Last winter, things were cold and quiet in the lab where we care for mountain yellow-legged frogs—just as they are every winter. Trying our best to replicate their natural environment, we keep the tank temperatures low—and the frogs hardly seem to move at all. Despite the calm, we excitedly monitor each female frog as the eggs that will be laid in the spring begin to develop. The breeding season is coming soon and this time of year prepares the frogs for a successful season.
Mountain yellow-legged frogs (MYLF) are found in small isolated pockets in the San Jacinto, San Bernardino, and San Gabriel mountains at elevations ranging from 1,200 to 7,500 feet. They live in creeks and ponds that remain filled with water year-round, and are rarely are found far from the water’s edge.
In the winter months, temperatures drop to near and below freezing, and much of their native habitat becomes covered in snow. How do the frogs survive these freezing temperatures? Well, you might be surprised to learn they hibernate!
Mountain yellow-legged frogs go into hibernation when seasonal temperatures decrease starting in late fall. To escape the frigid weather, the frogs take shelter in underwater rock crevices and submerged vegetation located in deep pools, which are less likely to freeze over. Elevation plays a big role in what time of year this occurs, with frogs at higher elevations having longer hibernation periods than those at lower elevations. Once the frogs find a good spot, they can remain there throughout winter. During hibernation, the frogs’ heart rate and metabolism slow to point where the animals do not require food.

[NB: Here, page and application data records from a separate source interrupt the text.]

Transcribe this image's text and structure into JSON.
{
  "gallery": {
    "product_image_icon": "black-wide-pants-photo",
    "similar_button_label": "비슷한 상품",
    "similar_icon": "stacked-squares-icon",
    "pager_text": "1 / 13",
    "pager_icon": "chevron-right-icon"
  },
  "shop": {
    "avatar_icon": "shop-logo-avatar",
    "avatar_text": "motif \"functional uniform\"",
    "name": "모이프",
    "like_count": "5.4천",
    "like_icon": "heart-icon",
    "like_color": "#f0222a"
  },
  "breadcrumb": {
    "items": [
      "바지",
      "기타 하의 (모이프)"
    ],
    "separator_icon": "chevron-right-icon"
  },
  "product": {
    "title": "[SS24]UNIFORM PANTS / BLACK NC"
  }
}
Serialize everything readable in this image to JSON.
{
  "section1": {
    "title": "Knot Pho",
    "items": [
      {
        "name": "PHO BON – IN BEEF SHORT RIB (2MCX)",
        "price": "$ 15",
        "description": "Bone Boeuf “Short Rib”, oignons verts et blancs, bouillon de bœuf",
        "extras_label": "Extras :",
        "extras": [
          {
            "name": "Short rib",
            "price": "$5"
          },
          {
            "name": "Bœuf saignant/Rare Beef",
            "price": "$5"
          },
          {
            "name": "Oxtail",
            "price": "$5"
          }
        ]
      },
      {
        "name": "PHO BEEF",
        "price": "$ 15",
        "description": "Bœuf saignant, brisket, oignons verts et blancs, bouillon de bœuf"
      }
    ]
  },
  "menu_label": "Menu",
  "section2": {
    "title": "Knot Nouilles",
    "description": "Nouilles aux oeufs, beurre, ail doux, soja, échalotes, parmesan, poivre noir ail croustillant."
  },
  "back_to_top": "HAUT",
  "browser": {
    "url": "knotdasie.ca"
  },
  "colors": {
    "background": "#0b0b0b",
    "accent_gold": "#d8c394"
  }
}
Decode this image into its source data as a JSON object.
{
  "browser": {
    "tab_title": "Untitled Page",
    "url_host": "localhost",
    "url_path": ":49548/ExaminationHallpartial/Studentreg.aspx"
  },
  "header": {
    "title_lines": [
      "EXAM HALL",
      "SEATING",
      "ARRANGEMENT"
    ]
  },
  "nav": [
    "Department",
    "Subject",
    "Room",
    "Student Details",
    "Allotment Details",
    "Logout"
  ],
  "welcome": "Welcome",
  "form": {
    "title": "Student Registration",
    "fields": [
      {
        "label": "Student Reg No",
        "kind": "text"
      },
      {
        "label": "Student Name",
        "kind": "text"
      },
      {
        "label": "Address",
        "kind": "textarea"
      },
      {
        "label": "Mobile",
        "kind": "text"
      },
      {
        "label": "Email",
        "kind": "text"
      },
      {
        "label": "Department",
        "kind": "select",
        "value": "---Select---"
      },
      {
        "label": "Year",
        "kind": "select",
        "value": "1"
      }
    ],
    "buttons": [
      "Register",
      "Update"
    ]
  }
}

In the MYLF captive breeding lab, we strive to create conditions for our frogs that closely resemble what they would experience in the wild. During the winter, this means bringing the cold weather indoors! From late December to March, we lower the ambient temperature in the lab, turn off the basking lights, and crank the water chillers down to a nippy 40° Fahrenheit. It is essential that our frogs “chill out,” so we take extra precautions and cover the tanks with visual barriers made from black plastic. This provides them with some privacy and reduces their exposure to external stimuli.
In spring, the weather starts to warm and the snow begins to melt, which are signals to the frogs that it is time to “wake up.” Rest and relaxation are over and now it is back to frog business – finding a meal and a mate!
In Part 2, we’ll share why hibernation is important to frog reproduction, and how we are using science to help this species.
Michelle Curtis is a research associate at the San Diego Zoo Institute for Conservation Research.
Nicole Gardner, a senior research associate, and Natalie Calatayud, a post-doctoral research associate, also contributed to this blog.